YOUR TASK: Provide only the number of lines in the records where "input" appears.

SOURCE MATERIAL Block Start

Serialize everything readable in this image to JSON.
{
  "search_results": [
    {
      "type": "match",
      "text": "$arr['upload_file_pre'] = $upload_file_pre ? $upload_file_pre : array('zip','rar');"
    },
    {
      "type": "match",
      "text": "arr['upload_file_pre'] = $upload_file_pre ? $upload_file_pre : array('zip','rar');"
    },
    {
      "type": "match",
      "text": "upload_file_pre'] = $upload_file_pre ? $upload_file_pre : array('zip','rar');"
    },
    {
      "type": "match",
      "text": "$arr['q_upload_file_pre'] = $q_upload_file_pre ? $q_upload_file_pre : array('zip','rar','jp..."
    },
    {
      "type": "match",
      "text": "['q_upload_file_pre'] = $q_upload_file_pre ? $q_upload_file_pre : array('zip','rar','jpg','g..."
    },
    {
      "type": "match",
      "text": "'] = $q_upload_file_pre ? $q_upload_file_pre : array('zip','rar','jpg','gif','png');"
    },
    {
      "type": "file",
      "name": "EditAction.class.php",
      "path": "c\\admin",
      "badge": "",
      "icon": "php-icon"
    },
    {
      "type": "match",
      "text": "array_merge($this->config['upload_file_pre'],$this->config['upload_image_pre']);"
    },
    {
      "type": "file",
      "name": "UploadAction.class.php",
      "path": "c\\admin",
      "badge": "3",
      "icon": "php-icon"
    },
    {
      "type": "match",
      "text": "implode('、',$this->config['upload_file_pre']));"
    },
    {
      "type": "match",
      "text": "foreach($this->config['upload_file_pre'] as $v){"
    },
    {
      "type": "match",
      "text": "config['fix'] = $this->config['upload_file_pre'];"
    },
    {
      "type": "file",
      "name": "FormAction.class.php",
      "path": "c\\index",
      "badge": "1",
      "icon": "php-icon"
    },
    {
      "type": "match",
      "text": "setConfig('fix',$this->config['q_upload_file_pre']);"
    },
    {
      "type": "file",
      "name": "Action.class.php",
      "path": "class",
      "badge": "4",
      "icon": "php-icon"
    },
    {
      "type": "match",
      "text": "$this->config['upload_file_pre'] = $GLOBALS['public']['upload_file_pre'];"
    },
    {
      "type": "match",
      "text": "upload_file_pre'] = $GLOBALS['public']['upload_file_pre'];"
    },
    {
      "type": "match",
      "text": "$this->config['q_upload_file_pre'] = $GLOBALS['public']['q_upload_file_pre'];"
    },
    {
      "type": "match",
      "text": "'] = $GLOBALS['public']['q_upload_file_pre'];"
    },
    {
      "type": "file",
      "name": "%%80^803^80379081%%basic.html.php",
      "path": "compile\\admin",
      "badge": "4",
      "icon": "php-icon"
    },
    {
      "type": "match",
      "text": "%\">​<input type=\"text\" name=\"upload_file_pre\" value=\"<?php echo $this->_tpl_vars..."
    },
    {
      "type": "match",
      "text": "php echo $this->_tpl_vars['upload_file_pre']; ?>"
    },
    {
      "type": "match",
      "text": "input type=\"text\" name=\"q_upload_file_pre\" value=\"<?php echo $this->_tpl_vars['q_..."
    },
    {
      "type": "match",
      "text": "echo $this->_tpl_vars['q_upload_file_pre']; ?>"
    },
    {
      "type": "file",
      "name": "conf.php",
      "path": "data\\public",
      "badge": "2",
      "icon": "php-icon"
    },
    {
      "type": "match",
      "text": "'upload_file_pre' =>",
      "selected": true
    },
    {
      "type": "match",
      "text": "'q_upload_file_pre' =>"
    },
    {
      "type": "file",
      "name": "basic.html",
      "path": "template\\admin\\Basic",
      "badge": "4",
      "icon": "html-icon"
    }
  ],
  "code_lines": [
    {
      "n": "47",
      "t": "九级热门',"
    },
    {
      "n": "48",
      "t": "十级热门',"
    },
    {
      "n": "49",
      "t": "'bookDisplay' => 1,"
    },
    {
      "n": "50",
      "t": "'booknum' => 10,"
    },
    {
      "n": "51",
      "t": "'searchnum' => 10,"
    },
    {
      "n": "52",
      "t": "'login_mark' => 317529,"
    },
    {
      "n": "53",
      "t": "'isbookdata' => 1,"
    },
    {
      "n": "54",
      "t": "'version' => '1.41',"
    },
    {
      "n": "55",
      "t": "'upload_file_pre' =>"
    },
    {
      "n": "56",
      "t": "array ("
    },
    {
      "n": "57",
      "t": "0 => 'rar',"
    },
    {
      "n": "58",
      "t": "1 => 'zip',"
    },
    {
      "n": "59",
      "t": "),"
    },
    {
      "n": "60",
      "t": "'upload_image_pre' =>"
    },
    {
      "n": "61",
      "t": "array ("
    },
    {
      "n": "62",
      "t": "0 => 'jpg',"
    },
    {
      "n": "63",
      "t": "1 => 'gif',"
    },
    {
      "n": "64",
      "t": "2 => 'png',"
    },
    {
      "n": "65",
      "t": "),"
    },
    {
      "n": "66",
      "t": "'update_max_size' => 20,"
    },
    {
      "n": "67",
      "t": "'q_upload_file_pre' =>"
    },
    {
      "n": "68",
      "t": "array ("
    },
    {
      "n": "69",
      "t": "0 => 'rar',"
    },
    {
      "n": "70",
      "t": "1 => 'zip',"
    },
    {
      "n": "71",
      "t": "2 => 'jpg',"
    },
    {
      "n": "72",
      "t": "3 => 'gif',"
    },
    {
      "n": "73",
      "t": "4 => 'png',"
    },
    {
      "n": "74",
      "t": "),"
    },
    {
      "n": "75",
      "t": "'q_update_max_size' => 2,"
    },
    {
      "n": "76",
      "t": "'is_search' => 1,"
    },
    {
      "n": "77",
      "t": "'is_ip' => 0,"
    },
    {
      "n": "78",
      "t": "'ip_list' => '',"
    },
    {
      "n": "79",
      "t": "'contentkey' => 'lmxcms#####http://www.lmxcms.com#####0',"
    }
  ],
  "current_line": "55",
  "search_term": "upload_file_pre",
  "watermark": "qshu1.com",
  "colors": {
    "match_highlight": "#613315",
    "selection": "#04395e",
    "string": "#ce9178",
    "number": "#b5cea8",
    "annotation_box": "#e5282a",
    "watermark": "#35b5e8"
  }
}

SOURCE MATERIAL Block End
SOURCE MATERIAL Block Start

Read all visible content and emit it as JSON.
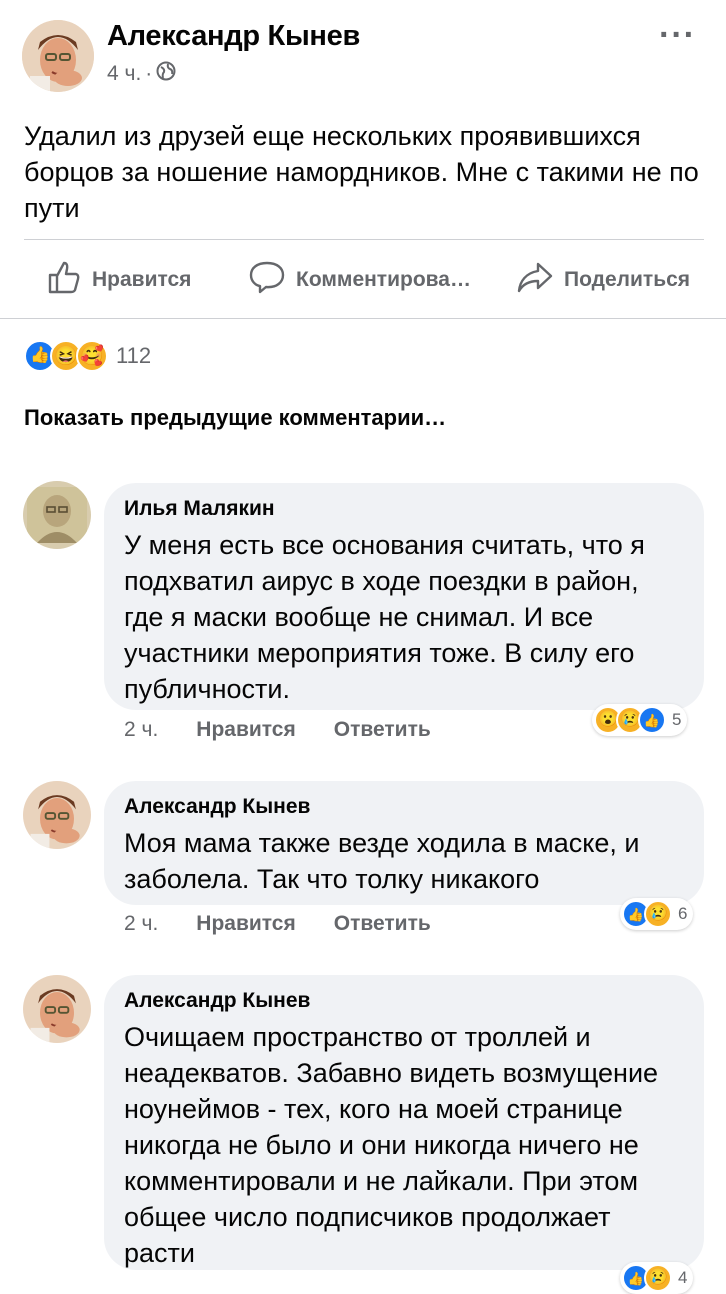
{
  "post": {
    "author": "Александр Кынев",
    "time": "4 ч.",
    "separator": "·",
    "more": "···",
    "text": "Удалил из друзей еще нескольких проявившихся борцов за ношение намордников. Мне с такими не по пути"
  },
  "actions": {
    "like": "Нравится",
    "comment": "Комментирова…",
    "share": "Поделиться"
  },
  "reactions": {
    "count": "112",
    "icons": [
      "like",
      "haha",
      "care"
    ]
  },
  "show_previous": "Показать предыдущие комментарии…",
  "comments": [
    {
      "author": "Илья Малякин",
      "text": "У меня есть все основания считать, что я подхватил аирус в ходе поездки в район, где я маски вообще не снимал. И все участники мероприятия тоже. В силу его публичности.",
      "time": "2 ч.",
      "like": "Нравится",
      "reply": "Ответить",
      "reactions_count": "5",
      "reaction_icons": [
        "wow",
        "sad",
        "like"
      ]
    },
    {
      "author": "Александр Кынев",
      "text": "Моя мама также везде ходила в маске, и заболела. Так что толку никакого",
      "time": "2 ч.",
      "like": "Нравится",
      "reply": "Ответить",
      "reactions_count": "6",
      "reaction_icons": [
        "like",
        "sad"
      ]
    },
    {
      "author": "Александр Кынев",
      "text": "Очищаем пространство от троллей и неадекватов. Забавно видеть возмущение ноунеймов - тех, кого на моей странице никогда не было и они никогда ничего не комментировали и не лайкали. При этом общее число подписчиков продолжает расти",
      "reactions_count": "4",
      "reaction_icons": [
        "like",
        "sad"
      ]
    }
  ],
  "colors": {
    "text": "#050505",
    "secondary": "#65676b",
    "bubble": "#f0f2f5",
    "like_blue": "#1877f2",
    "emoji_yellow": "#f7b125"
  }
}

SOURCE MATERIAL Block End
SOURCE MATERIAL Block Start

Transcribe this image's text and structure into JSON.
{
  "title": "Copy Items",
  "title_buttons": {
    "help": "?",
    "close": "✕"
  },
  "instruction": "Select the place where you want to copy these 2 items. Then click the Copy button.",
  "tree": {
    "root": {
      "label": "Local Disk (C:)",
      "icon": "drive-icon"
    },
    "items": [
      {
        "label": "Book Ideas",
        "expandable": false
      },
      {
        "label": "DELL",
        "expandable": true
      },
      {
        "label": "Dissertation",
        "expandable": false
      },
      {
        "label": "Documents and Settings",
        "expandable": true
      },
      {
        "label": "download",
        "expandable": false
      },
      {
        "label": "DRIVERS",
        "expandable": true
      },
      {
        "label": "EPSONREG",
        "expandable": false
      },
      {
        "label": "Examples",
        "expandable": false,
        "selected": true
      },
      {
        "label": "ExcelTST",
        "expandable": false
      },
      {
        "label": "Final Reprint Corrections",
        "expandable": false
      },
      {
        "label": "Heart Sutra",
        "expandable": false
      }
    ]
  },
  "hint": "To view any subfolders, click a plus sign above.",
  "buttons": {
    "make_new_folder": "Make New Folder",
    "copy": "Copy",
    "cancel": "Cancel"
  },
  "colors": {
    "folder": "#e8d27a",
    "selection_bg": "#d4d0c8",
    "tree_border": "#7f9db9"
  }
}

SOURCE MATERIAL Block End

RESPONSE TO THIS TASK: 2